AB - Objective: The DSM-5 Field Trials were designed to obtain precise (standard error <0.1) estimates of the intraclass kappa as a measure of the degree to which two clinicians could independently agree on the presence or absence of selected DSM-5 diagnoses when the same patient was interviewed on separate occasions, in clinical settings, and evaluated with usual clinical interview methods. Method: Eleven academic centers in the United States and Canada were selected, and each was assigned several target diagnoses frequently treated in that setting. Consecutive patients visiting a site during the study were screened and stratified on the basis of DSM-IV diagnoses or symptomatic presentations. Patients were randomly assigned to two clinicians for a diagnostic interview; clinicians were blind to any previous diagnosis. All data were entered directly via an Internet-based software system to a secure central server. Detailed research design and statistical methods are presented in an accompanying article. Results: There were a total of 15 adult and eight child/adolescent diagnoses for which adequate sample sizes were obtained to report adequately precise estimates of the intraclass kappa. Overall, five diagnoses were in the very good range (kappa=0.60-0.79), nine in the good range (kappa=0.40-0.59), six in the questionable range (kappa=0.20-0.39), and three in the unacceptable range (kappa values <0.20). Eight diagnoses had insufficient sample sizes to generate precise kappa estimates at any site. Conclusions: Most diagnoses adequately tested had good to very good reliability with these representative clinical populations assessed with usual clinical interview methods. Some diagnoses that were revised to encompass a broader spectrum of symptom expression or had a more dimensional approach tested in the good to very good range.

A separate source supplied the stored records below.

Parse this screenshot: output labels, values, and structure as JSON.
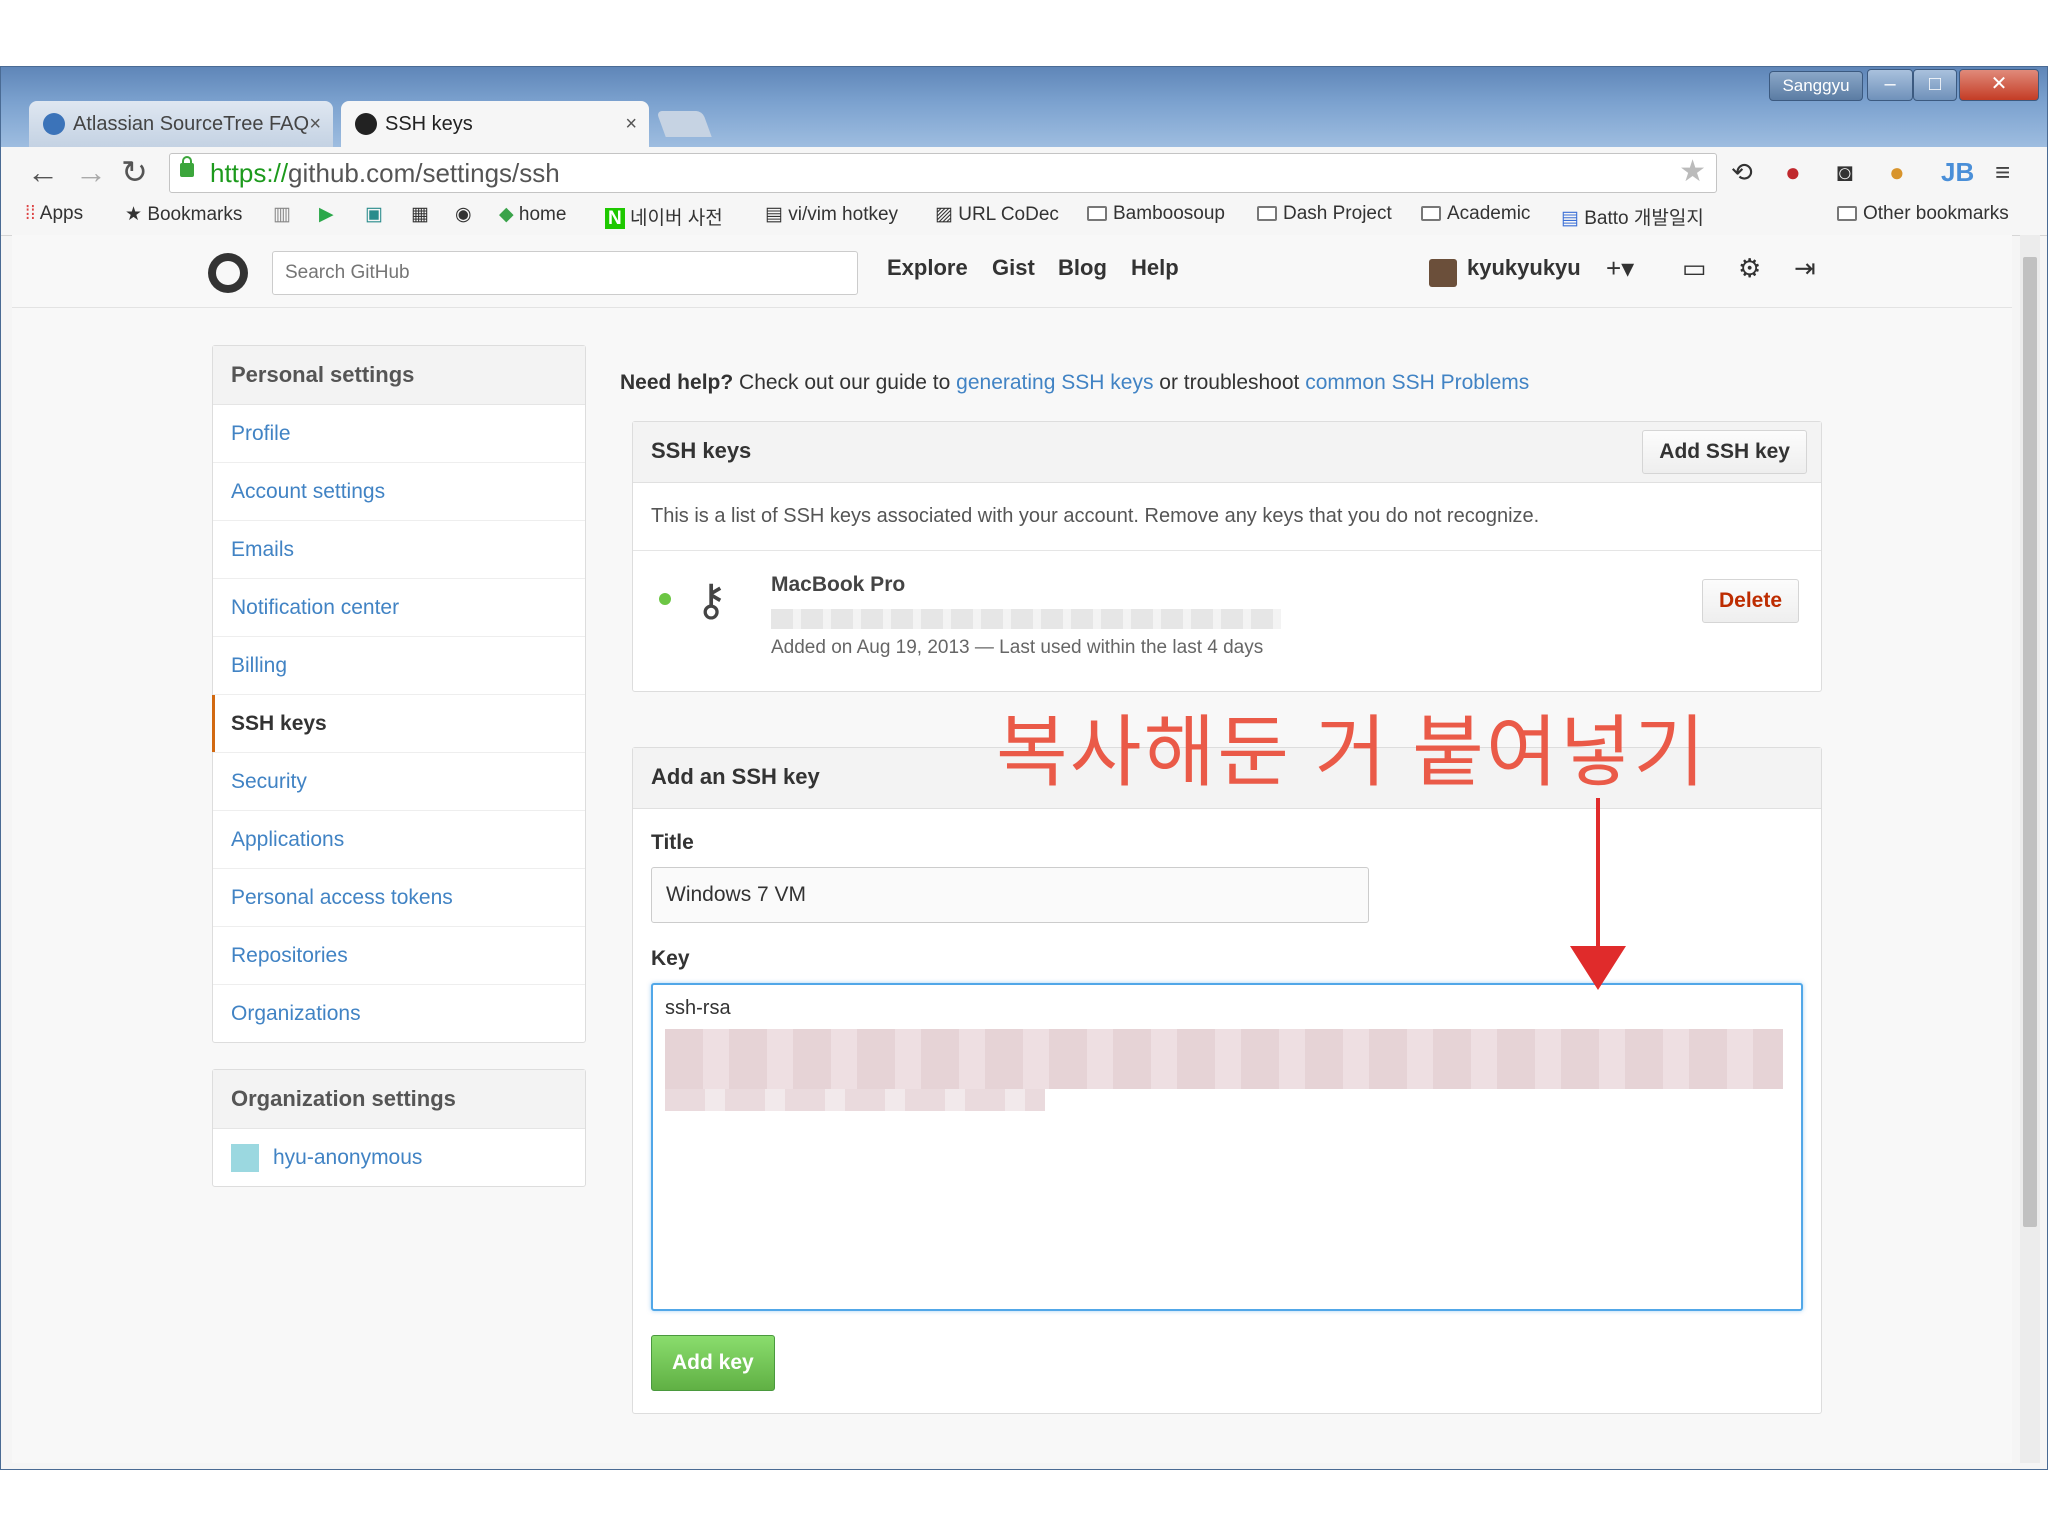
{
  "window": {
    "user_badge": "Sanggyu",
    "tabs": [
      {
        "title": "Atlassian SourceTree FAQ",
        "active": false
      },
      {
        "title": "SSH keys",
        "active": true
      }
    ],
    "close_glyph": "×"
  },
  "toolbar": {
    "url_scheme": "https://",
    "url_rest": "github.com/settings/ssh"
  },
  "bookmarks": {
    "apps": "Apps",
    "bookmarks": "Bookmarks",
    "home": "home",
    "naver": "네이버 사전",
    "vim": "vi/vim hotkey",
    "urlcodec": "URL CoDec",
    "bamboo": "Bamboosoup",
    "dash": "Dash Project",
    "academic": "Academic",
    "batto": "Batto 개발일지",
    "other": "Other bookmarks"
  },
  "github_header": {
    "search_placeholder": "Search GitHub",
    "nav": [
      "Explore",
      "Gist",
      "Blog",
      "Help"
    ],
    "username": "kyukyukyu"
  },
  "sidebar": {
    "personal_heading": "Personal settings",
    "items": [
      {
        "label": "Profile"
      },
      {
        "label": "Account settings"
      },
      {
        "label": "Emails"
      },
      {
        "label": "Notification center"
      },
      {
        "label": "Billing"
      },
      {
        "label": "SSH keys",
        "selected": true
      },
      {
        "label": "Security"
      },
      {
        "label": "Applications"
      },
      {
        "label": "Personal access tokens"
      },
      {
        "label": "Repositories"
      },
      {
        "label": "Organizations"
      }
    ],
    "org_heading": "Organization settings",
    "org_name": "hyu-anonymous"
  },
  "main": {
    "help_bold": "Need help?",
    "help_text1": " Check out our guide to ",
    "help_link1": "generating SSH keys",
    "help_text2": " or troubleshoot ",
    "help_link2": "common SSH Problems",
    "ssh_box_title": "SSH keys",
    "add_ssh_button": "Add SSH key",
    "ssh_description": "This is a list of SSH keys associated with your account. Remove any keys that you do not recognize.",
    "key": {
      "name": "MacBook Pro",
      "meta": "Added on Aug 19, 2013 — Last used within the last 4 days",
      "delete_label": "Delete"
    },
    "add_box_title": "Add an SSH key",
    "title_label": "Title",
    "title_value": "Windows 7 VM",
    "key_label": "Key",
    "key_value_start": "ssh-rsa",
    "add_key_button": "Add key"
  },
  "annotation": {
    "text": "복사해둔 거 붙여넣기",
    "color": "#ea5a48"
  }
}
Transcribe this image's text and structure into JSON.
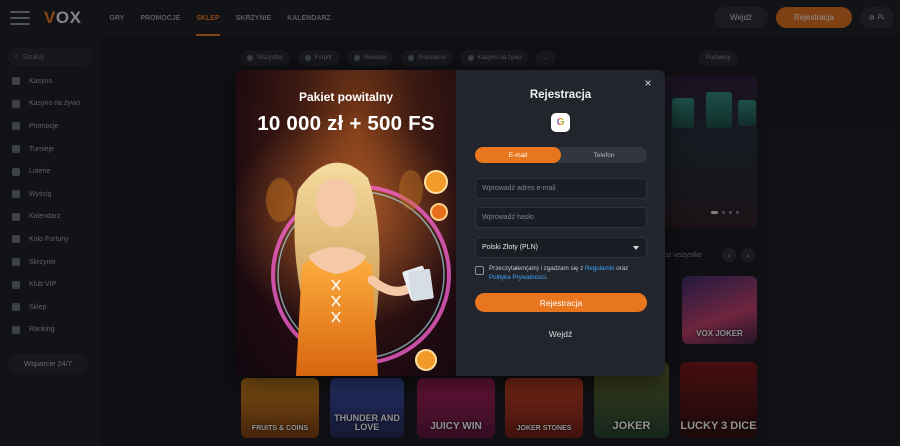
{
  "header": {
    "logo_v": "V",
    "logo_rest": "OX",
    "nav": [
      "GRY",
      "PROMOCJE",
      "SKLEP",
      "SKRZYNIE",
      "KALENDARZ"
    ],
    "login_label": "Wejdź",
    "register_label": "Rejestracja",
    "language": "PL"
  },
  "sidebar": {
    "search_placeholder": "Szukaj",
    "items": [
      "Kasyno",
      "Kasyno na żywo",
      "Promocje",
      "Turnieje",
      "Loterie",
      "Wyścig",
      "Kalendarz",
      "Koło Fortuny",
      "Skrzynie",
      "Klub VIP",
      "Sklep",
      "Ranking"
    ],
    "support_label": "Wsparcie 24/7"
  },
  "filters": {
    "chips": [
      "Wszystko",
      "Forpitt",
      "Nowości",
      "Popularne",
      "Kasyno na żywo",
      "..."
    ],
    "providers_label": "Podawcy"
  },
  "section": {
    "see_all": "oz wszystko"
  },
  "games": {
    "tiles": [
      "FRUITS & COINS",
      "THUNDER AND LOVE",
      "JUICY WIN",
      "JOKER STONES",
      "JOKER",
      "LUCKY 3 DICE"
    ],
    "side_tile": "VOX JOKER"
  },
  "promo": {
    "title": "Pakiet powitalny",
    "amount": "10 000 zł + 500 FS"
  },
  "form": {
    "title": "Rejestracja",
    "google_label": "G",
    "tabs": [
      "E-mail",
      "Telefon"
    ],
    "email_placeholder": "Wprowadź adres e-mail",
    "password_placeholder": "Wprowadź hasło",
    "currency_value": "Polski Złoty (PLN)",
    "consent_prefix": "Przeczytałem(am) i zgadzam się z ",
    "consent_link1": "Regulamin",
    "consent_mid": " oraz ",
    "consent_link2": "Polityka Prywatności",
    "consent_suffix": ".",
    "submit_label": "Rejestracja",
    "login_link": "Wejdź",
    "close_symbol": "×"
  },
  "colors": {
    "accent": "#e7761f",
    "link": "#3ea7ff",
    "modal_bg": "#23252d"
  }
}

UR - http://www.scopus.com/inward/record.url?scp=84872078563&partnerID=8YFLogxK

UR - http://www.scopus.com/inward/citedby.url?scp=84872078563&partnerID=8YFLogxK

U2 - 10.1176/appi.ajp.2012.12070999

DO - 10.1176/appi.ajp.2012.12070999

M3 - Article

C2 - 23111466

AN - SCOPUS:84872078563

VL - 170

SP - 59

EP - 70

JO - American Journal of Psychiatry

JF - American Journal of Psychiatry

SN - 0002-953X

IS - 1

ER -